By Eric M. Weiss
Washington Post Staff Writer
Tuesday, August 19, 2008
Dulles International Airport officials yesterday showed off a new fleet of rail cars that eventually will replace the airport's 1960s-era "mobile lounges" that transport passengers to gates.
The AeroTrain system has 29 electric rail cars that run on rubber wheels on flat concrete rails. It will go into service late next year.
As airport officials stood before the gleaming blue-and-white trains, they were also sending a message to federal transit officials: We can build a subway. The Federal Transit Administration must decide whether to contribute $900 million to an expansion of Metrorail to Dulles. The regional airports authority would be in charge of that undertaking, and some federal officials have questioned whether the agency has the experience for such a large task.
"This has been a very long and very complicated project," said James E. Bennett, chief executive of the Metropolitan Washington Airports Authority, which runs Dulles and Reagan National airports. "All work had to be done around regular airport operations. You can't just close a terminal for a week."
Airport officials say the AeroTrain, which will run underground on 3.78 miles of track, will significantly speed up the trip from terminal to gate. The mobile lounges, which went into service in 1962, are diesel-fueled vehicles -- essentially giant shuttle buses -- that cross the tarmac and must yield to taxiing aircraft and other obstacles.
Initially, there will be four stations serving the airport's main terminal, A gates, B gates and C gates in a J-shaped configuration. Construction started in 2002, and tunneling was completed in 2006. The stations are not yet finished, and testing must be done before the trains begin carrying passengers in fall 2009.
Officials showed off the rail cars in the system's new maintenance facility. The 40-foot cars, much smaller than the 75-foot-long Metrorail cars, are designed to carry 70 to 90 passengers. There are only eight seats, which are reserved for the elderly and people with disabilities. Everyone else stands.
The trains will travel at a maximum speed of 42 mph and take 72 seconds between stations. Trains will arrive every two minutes, airport officials said.
"This is part of what will be a completely different way of transiting through the airport,'' Bennett said.
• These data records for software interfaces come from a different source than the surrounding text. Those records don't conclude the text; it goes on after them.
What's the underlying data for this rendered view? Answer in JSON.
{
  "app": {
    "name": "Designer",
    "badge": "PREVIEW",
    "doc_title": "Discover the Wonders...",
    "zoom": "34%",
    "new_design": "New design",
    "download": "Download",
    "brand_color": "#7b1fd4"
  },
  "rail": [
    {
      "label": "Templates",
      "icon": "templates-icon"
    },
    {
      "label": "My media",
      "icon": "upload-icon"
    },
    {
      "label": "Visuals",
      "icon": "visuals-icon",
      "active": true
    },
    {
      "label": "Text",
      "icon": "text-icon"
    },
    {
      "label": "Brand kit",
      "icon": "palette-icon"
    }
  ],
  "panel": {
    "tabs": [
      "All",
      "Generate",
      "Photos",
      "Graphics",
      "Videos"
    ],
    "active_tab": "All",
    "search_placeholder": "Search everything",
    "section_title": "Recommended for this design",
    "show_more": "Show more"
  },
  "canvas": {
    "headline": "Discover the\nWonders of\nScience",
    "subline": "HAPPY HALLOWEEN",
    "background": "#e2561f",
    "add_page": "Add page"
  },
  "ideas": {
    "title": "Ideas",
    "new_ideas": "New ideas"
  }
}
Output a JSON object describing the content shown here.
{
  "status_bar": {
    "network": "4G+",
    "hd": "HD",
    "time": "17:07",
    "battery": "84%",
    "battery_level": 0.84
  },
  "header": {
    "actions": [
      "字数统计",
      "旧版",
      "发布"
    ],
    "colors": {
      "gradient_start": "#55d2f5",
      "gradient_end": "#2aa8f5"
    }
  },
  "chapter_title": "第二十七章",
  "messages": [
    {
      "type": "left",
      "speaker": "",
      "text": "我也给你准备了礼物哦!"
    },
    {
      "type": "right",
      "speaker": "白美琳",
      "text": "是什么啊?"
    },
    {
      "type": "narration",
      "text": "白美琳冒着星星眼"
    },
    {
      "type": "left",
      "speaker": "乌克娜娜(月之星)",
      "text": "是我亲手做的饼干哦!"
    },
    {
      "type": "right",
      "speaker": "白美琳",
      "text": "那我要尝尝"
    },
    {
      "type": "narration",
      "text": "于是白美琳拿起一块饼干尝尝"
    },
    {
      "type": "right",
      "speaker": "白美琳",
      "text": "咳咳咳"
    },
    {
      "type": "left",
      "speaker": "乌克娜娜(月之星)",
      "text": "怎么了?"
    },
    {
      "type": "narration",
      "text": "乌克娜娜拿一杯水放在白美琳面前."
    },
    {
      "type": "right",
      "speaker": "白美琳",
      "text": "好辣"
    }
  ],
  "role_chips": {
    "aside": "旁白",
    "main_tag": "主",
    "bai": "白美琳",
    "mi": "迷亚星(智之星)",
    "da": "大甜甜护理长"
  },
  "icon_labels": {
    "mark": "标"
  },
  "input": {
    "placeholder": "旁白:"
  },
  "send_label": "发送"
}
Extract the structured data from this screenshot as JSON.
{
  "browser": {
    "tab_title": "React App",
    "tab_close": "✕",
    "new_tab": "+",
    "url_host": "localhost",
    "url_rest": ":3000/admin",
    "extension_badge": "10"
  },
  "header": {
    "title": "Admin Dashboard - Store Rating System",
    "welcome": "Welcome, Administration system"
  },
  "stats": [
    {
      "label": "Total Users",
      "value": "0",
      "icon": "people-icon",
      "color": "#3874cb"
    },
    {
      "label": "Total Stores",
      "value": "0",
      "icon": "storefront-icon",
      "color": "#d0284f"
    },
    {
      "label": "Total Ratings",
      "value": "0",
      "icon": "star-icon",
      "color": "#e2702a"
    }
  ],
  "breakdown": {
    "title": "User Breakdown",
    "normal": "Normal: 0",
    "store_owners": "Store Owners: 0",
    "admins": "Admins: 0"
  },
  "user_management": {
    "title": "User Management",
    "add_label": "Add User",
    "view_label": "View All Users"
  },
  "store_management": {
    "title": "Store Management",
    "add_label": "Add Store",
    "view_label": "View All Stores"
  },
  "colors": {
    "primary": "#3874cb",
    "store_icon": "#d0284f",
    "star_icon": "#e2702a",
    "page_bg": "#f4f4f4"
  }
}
The AeroTrain, similar to train systems in Atlanta, Dallas-Fort Worth, Tokyo and Hong Kong, will cost $1.4 billion, nearly half of the $3 billion D2 expansion at Dulles, which includes a fourth runway, parking garages, 15 new gates, concourse and terminal expansions, and a control tower.
But the airport's 49 Kennedy-era mobile lounges are not being retired -- at least not yet. They will be used to serve the D gates and for all international arrivals, because international passengers must be segregated until they pass through customs.
Bennett said the AeroTrain system will expand along with the airport, eventually ending in a loop serving future gate concourses and a future south terminal.
The AeroTrain is just one link in a system that airport officials say will get passengers onto airplanes more quickly and with less hassle.
Instead of the current two-level terminal, with ticketing and security on top and arrivals on the lower level, the expansion plan will add an underground 121,700-square-foot security screening area, with the 54,500-square-foot AeroTrain terminal below that.
Meanwhile, by moving the security lines out of the main Eero Saarinen-designed terminal, the landmark will regain the airiness and dignity of the original design, officials said. The expansion project is expected to be completed in 2011.
Bennett said the airline industry's financial problems have affected the project's planning and implementation. The airport relies on landing and takeoff fees from the airlines. He said that if the airlines were in better financial shape, planning would already be underway for a permanent replacement for the temporary quarters that hold the C and D concourses.
The AeroTrain station that serves the C gates is being built on the site of the proposed permanent concourse, forcing travelers to use a temporary underground 500-foot walkway back to the C gates.
In 2007, 25 million passengers used Dulles, including 6 million international passengers. Bennett said growth in international flights will become an increasingly important part of the airport's business. Dulles serves 42 international destinations through 23 airlines.
Baltimore-Washington International Thurgood Marshall Airport, which had 21 million passengers in 2007, wrapped up a $1.8 billion expansion in 2006.